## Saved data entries
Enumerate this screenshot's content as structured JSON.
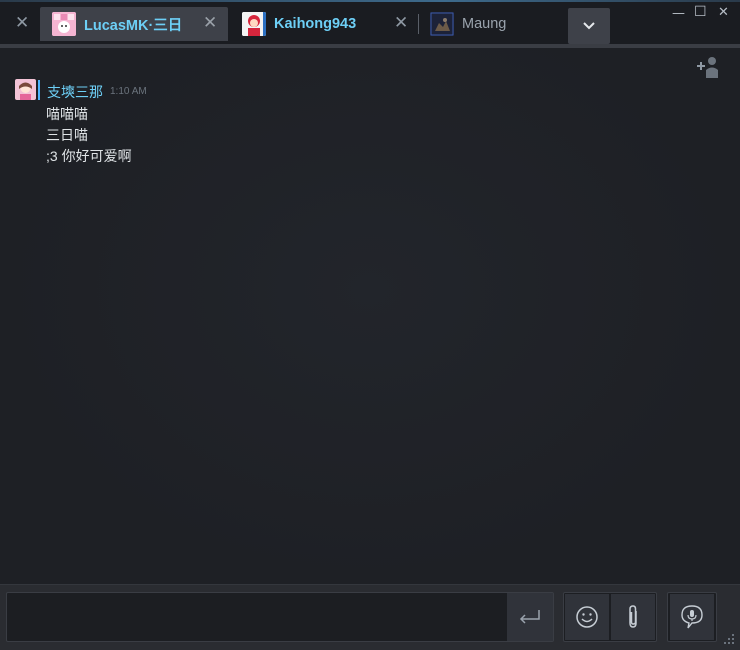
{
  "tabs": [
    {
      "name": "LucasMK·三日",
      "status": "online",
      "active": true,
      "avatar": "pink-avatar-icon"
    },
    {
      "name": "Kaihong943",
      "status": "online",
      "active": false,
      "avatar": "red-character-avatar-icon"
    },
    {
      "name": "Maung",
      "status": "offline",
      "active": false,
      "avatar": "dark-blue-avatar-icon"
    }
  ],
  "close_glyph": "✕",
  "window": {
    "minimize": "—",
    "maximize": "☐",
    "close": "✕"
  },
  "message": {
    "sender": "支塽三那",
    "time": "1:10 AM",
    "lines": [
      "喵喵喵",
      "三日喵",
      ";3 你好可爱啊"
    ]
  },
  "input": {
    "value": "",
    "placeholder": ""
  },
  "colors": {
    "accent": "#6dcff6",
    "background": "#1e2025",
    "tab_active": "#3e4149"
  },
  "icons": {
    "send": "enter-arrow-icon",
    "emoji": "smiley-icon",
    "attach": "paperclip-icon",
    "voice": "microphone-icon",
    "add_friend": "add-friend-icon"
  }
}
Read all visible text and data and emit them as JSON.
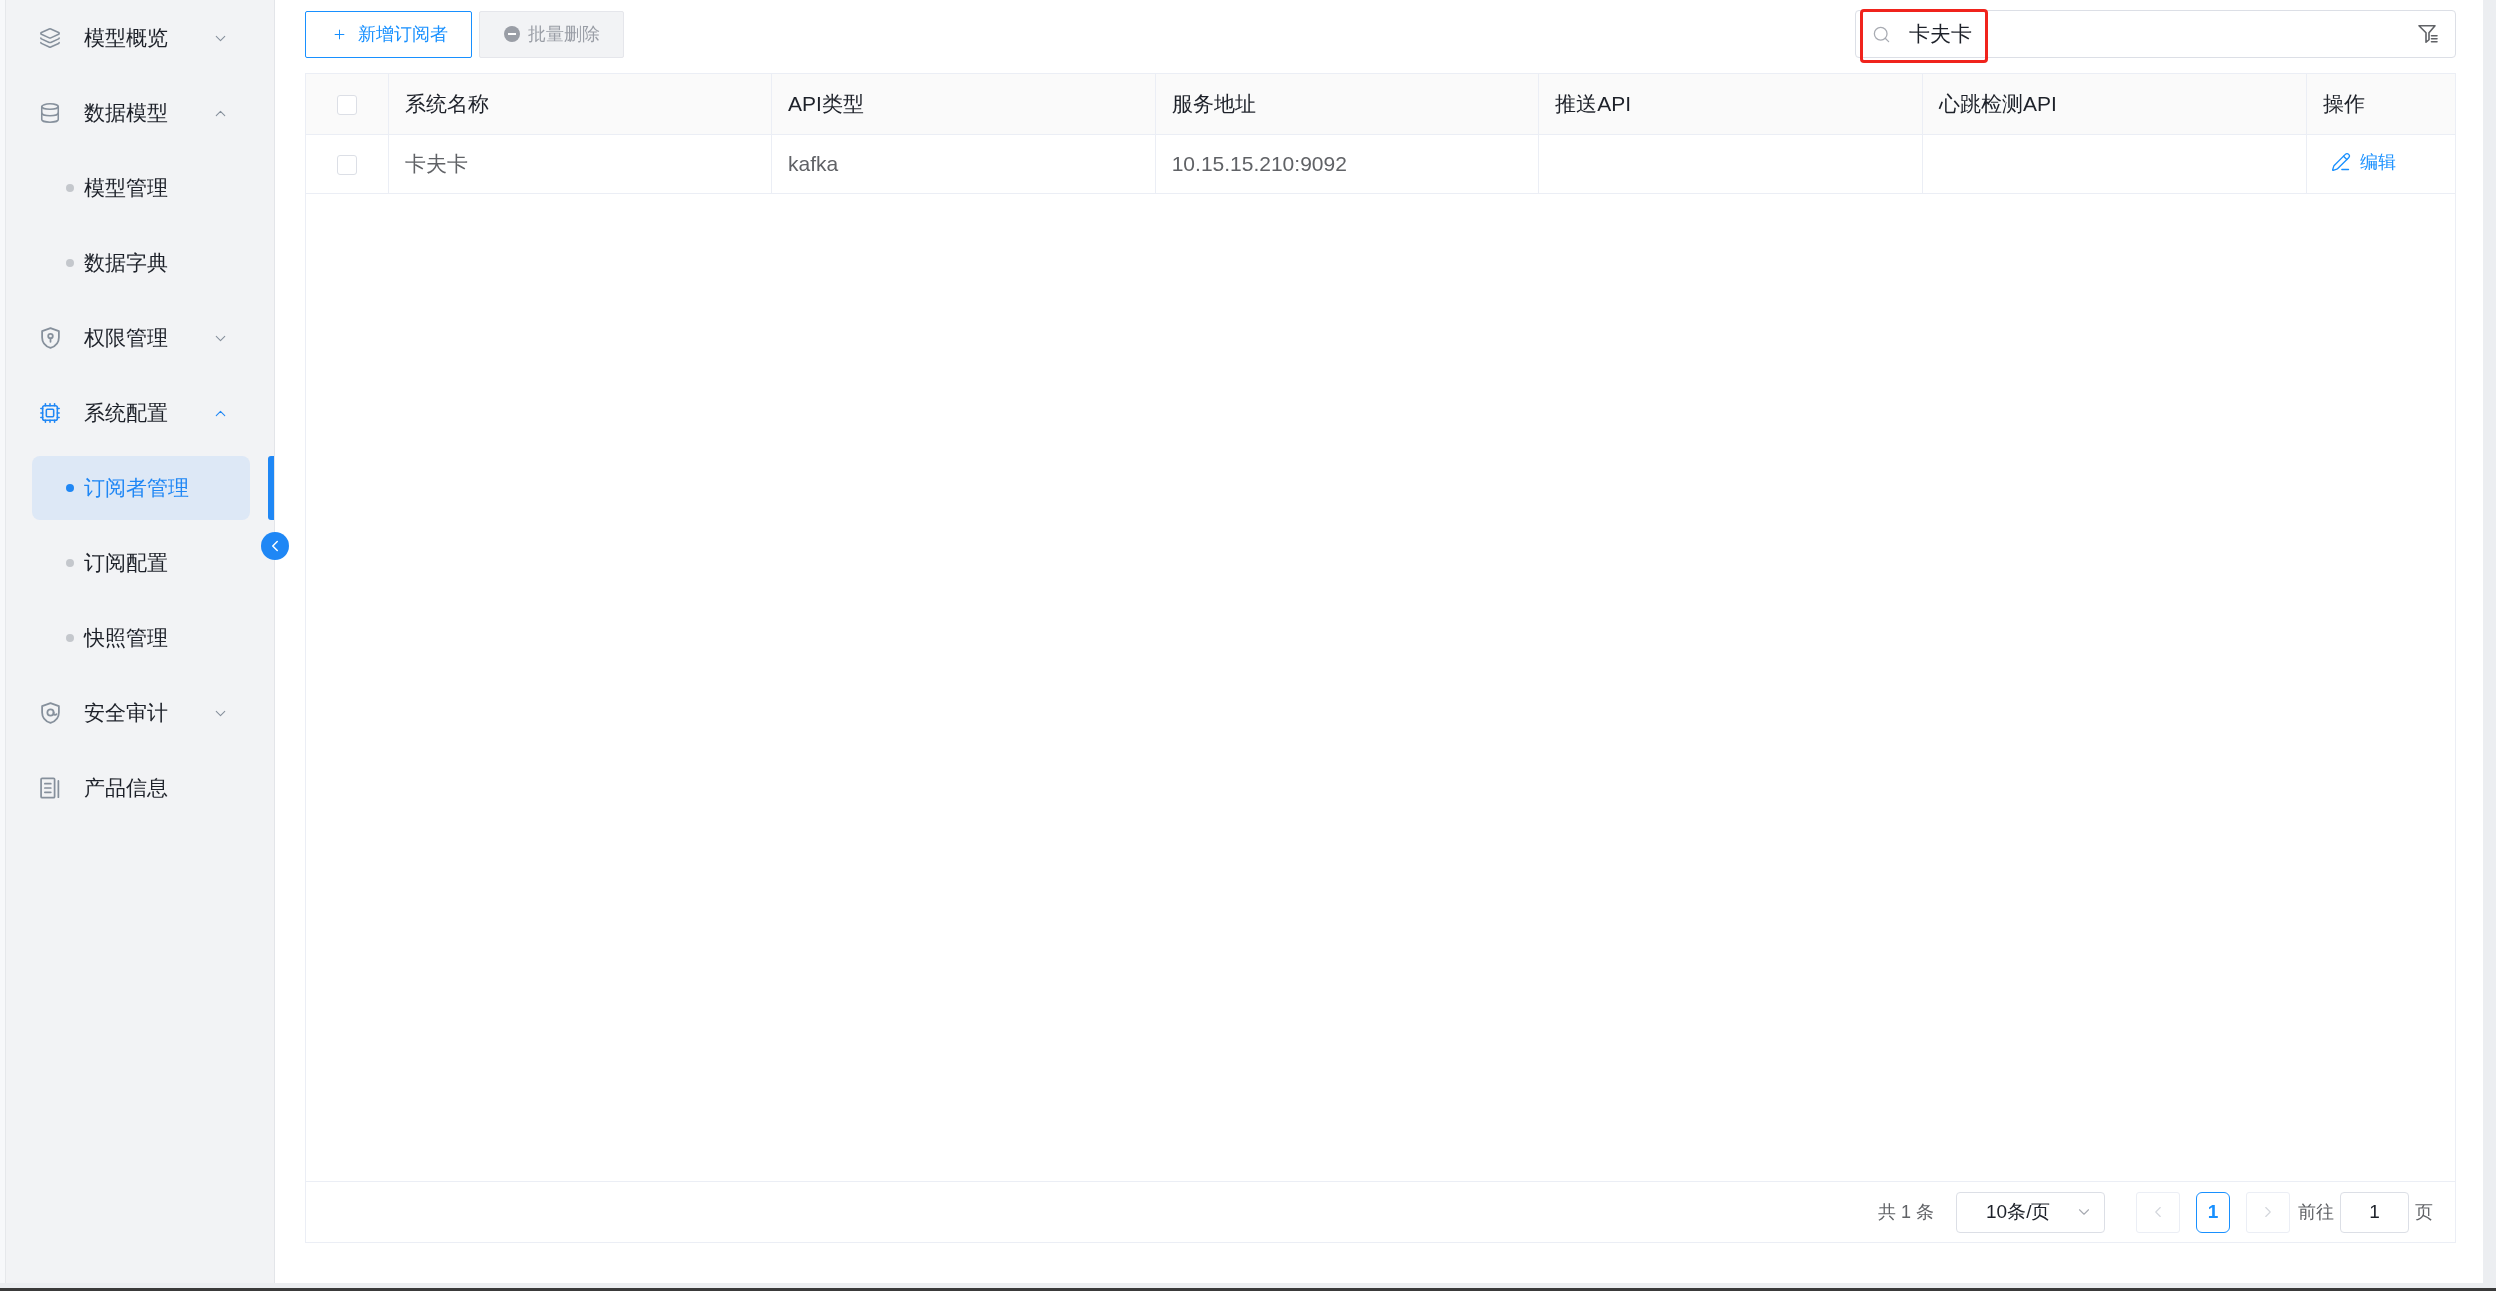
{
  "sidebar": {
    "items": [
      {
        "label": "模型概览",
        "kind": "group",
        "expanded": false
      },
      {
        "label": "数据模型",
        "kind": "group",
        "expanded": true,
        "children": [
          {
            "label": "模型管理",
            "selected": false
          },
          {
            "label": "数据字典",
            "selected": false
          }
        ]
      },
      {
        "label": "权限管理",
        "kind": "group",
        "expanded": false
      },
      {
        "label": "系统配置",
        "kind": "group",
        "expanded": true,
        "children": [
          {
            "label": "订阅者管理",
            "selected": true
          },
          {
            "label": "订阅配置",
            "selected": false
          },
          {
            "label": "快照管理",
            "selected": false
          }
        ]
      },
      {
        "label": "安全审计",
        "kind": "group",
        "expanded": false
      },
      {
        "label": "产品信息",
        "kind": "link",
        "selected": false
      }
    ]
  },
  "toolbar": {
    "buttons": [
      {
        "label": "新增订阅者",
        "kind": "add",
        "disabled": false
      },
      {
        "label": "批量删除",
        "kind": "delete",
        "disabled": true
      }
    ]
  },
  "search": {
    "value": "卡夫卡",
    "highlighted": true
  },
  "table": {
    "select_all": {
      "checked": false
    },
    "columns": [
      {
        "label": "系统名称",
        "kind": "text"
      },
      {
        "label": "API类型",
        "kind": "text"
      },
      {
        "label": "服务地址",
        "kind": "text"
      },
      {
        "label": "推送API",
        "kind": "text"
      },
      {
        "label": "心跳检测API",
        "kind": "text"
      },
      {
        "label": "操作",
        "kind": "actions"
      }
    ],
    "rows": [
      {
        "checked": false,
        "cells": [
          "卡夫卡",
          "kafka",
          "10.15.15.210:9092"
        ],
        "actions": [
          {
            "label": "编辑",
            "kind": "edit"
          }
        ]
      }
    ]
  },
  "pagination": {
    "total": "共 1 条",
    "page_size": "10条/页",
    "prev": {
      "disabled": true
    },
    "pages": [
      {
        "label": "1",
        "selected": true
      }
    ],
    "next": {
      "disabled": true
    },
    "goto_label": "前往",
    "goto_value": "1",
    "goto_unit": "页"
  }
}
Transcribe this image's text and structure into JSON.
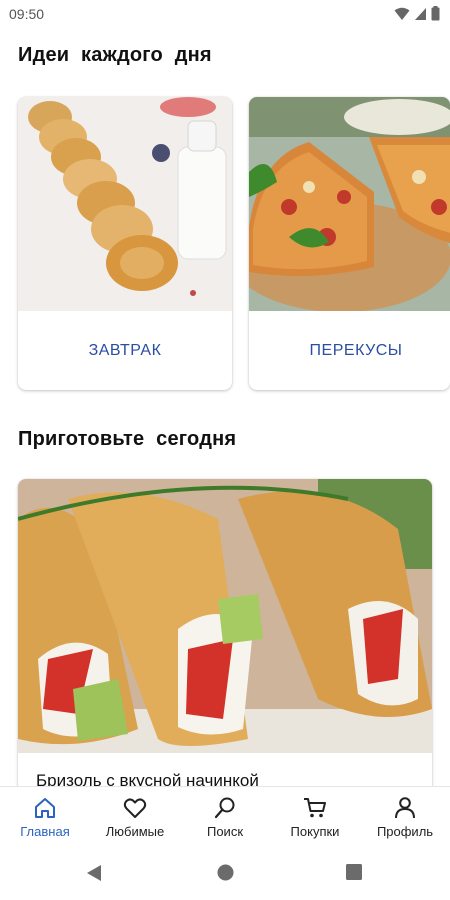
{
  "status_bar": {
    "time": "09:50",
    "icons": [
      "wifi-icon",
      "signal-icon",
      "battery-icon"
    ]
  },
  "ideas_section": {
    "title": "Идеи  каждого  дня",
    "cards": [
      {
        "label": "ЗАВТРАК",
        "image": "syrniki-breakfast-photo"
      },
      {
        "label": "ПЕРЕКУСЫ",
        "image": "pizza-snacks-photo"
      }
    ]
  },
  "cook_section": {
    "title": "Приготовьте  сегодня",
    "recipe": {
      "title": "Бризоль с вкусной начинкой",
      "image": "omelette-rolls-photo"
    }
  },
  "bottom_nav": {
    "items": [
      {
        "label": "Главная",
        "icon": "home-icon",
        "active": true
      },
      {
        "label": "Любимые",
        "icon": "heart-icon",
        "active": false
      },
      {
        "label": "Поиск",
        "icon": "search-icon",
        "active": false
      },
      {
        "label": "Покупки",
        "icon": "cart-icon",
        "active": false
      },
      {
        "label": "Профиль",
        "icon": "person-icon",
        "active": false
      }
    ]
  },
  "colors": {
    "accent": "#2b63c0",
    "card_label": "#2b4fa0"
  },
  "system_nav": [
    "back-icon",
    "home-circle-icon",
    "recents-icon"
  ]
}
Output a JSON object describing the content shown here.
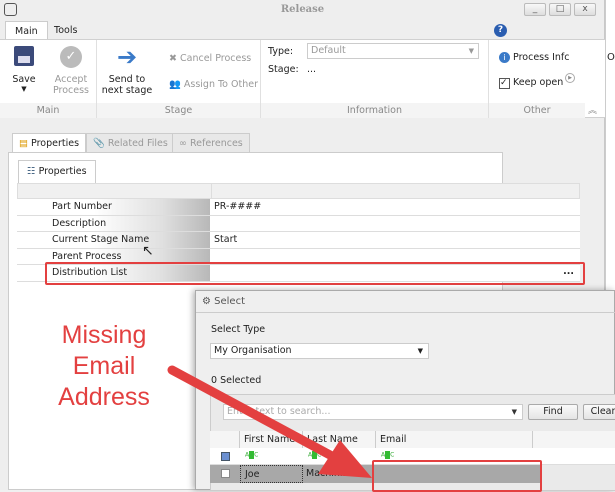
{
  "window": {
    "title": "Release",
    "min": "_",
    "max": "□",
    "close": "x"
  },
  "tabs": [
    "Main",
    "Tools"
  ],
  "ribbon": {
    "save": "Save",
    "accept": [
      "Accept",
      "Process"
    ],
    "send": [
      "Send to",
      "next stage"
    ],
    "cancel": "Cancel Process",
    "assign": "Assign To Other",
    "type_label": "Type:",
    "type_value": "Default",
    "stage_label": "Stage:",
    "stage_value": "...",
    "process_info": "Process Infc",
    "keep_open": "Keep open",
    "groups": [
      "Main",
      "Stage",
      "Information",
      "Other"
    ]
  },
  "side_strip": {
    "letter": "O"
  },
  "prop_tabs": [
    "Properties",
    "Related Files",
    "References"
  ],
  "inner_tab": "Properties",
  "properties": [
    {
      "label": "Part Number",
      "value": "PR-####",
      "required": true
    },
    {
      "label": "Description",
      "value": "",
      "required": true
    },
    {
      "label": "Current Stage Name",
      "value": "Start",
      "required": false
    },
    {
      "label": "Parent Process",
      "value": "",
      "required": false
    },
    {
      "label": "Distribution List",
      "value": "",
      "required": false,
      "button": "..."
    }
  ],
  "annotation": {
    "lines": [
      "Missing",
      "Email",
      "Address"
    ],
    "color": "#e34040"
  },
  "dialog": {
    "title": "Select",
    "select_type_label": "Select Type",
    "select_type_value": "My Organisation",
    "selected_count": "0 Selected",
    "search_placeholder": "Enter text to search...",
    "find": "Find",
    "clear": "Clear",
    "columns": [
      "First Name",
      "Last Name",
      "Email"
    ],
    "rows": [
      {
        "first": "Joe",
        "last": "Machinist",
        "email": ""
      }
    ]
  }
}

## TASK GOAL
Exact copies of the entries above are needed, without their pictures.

## ANSWER TO THIS PROBLEM
Enumerate this screenshot's content as structured JSON.
{
  "tabs": [
    {
      "name": "LucasMK·三日",
      "status": "online",
      "active": true,
      "avatar": "pink-avatar-icon"
    },
    {
      "name": "Kaihong943",
      "status": "online",
      "active": false,
      "avatar": "red-character-avatar-icon"
    },
    {
      "name": "Maung",
      "status": "offline",
      "active": false,
      "avatar": "dark-blue-avatar-icon"
    }
  ],
  "close_glyph": "✕",
  "window": {
    "minimize": "—",
    "maximize": "☐",
    "close": "✕"
  },
  "message": {
    "sender": "支塽三那",
    "time": "1:10 AM",
    "lines": [
      "喵喵喵",
      "三日喵",
      ";3 你好可爱啊"
    ]
  },
  "input": {
    "value": "",
    "placeholder": ""
  },
  "colors": {
    "accent": "#6dcff6",
    "background": "#1e2025",
    "tab_active": "#3e4149"
  },
  "icons": {
    "send": "enter-arrow-icon",
    "emoji": "smiley-icon",
    "attach": "paperclip-icon",
    "voice": "microphone-icon",
    "add_friend": "add-friend-icon"
  }
}
Read all visible text and data and emit them as JSON.
{
  "sidebar": {
    "items": [
      {
        "label": "模型概览",
        "kind": "group",
        "expanded": false
      },
      {
        "label": "数据模型",
        "kind": "group",
        "expanded": true,
        "children": [
          {
            "label": "模型管理",
            "selected": false
          },
          {
            "label": "数据字典",
            "selected": false
          }
        ]
      },
      {
        "label": "权限管理",
        "kind": "group",
        "expanded": false
      },
      {
        "label": "系统配置",
        "kind": "group",
        "expanded": true,
        "children": [
          {
            "label": "订阅者管理",
            "selected": true
          },
          {
            "label": "订阅配置",
            "selected": false
          },
          {
            "label": "快照管理",
            "selected": false
          }
        ]
      },
      {
        "label": "安全审计",
        "kind": "group",
        "expanded": false
      },
      {
        "label": "产品信息",
        "kind": "link",
        "selected": false
      }
    ]
  },
  "toolbar": {
    "buttons": [
      {
        "label": "新增订阅者",
        "kind": "add",
        "disabled": false
      },
      {
        "label": "批量删除",
        "kind": "delete",
        "disabled": true
      }
    ]
  },
  "search": {
    "value": "卡夫卡",
    "highlighted": true
  },
  "table": {
    "select_all": {
      "checked": false
    },
    "columns": [
      {
        "label": "系统名称",
        "kind": "text"
      },
      {
        "label": "API类型",
        "kind": "text"
      },
      {
        "label": "服务地址",
        "kind": "text"
      },
      {
        "label": "推送API",
        "kind": "text"
      },
      {
        "label": "心跳检测API",
        "kind": "text"
      },
      {
        "label": "操作",
        "kind": "actions"
      }
    ],
    "rows": [
      {
        "checked": false,
        "cells": [
          "卡夫卡",
          "kafka",
          "10.15.15.210:9092"
        ],
        "actions": [
          {
            "label": "编辑",
            "kind": "edit"
          }
        ]
      }
    ]
  },
  "pagination": {
    "total": "共 1 条",
    "page_size": "10条/页",
    "prev": {
      "disabled": true
    },
    "pages": [
      {
        "label": "1",
        "selected": true
      }
    ],
    "next": {
      "disabled": true
    },
    "goto_label": "前往",
    "goto_value": "1",
    "goto_unit": "页"
  }
}
Transcribe this image's text and structure into JSON.
{
  "status_bar": {
    "time": "09:50",
    "icons": [
      "wifi-icon",
      "signal-icon",
      "battery-icon"
    ]
  },
  "ideas_section": {
    "title": "Идеи  каждого  дня",
    "cards": [
      {
        "label": "ЗАВТРАК",
        "image": "syrniki-breakfast-photo"
      },
      {
        "label": "ПЕРЕКУСЫ",
        "image": "pizza-snacks-photo"
      }
    ]
  },
  "cook_section": {
    "title": "Приготовьте  сегодня",
    "recipe": {
      "title": "Бризоль с вкусной начинкой",
      "image": "omelette-rolls-photo"
    }
  },
  "bottom_nav": {
    "items": [
      {
        "label": "Главная",
        "icon": "home-icon",
        "active": true
      },
      {
        "label": "Любимые",
        "icon": "heart-icon",
        "active": false
      },
      {
        "label": "Поиск",
        "icon": "search-icon",
        "active": false
      },
      {
        "label": "Покупки",
        "icon": "cart-icon",
        "active": false
      },
      {
        "label": "Профиль",
        "icon": "person-icon",
        "active": false
      }
    ]
  },
  "colors": {
    "accent": "#2b63c0",
    "card_label": "#2b4fa0"
  },
  "system_nav": [
    "back-icon",
    "home-circle-icon",
    "recents-icon"
  ]
}
Output a JSON object describing the content shown here.
{
  "window": {
    "title": "Release",
    "min": "_",
    "max": "□",
    "close": "x"
  },
  "tabs": [
    "Main",
    "Tools"
  ],
  "ribbon": {
    "save": "Save",
    "accept": [
      "Accept",
      "Process"
    ],
    "send": [
      "Send to",
      "next stage"
    ],
    "cancel": "Cancel Process",
    "assign": "Assign To Other",
    "type_label": "Type:",
    "type_value": "Default",
    "stage_label": "Stage:",
    "stage_value": "...",
    "process_info": "Process Infc",
    "keep_open": "Keep open",
    "groups": [
      "Main",
      "Stage",
      "Information",
      "Other"
    ]
  },
  "side_strip": {
    "letter": "O"
  },
  "prop_tabs": [
    "Properties",
    "Related Files",
    "References"
  ],
  "inner_tab": "Properties",
  "properties": [
    {
      "label": "Part Number",
      "value": "PR-####",
      "required": true
    },
    {
      "label": "Description",
      "value": "",
      "required": true
    },
    {
      "label": "Current Stage Name",
      "value": "Start",
      "required": false
    },
    {
      "label": "Parent Process",
      "value": "",
      "required": false
    },
    {
      "label": "Distribution List",
      "value": "",
      "required": false,
      "button": "..."
    }
  ],
  "annotation": {
    "lines": [
      "Missing",
      "Email",
      "Address"
    ],
    "color": "#e34040"
  },
  "dialog": {
    "title": "Select",
    "select_type_label": "Select Type",
    "select_type_value": "My Organisation",
    "selected_count": "0 Selected",
    "search_placeholder": "Enter text to search...",
    "find": "Find",
    "clear": "Clear",
    "columns": [
      "First Name",
      "Last Name",
      "Email"
    ],
    "rows": [
      {
        "first": "Joe",
        "last": "Machinist",
        "email": ""
      }
    ]
  }
}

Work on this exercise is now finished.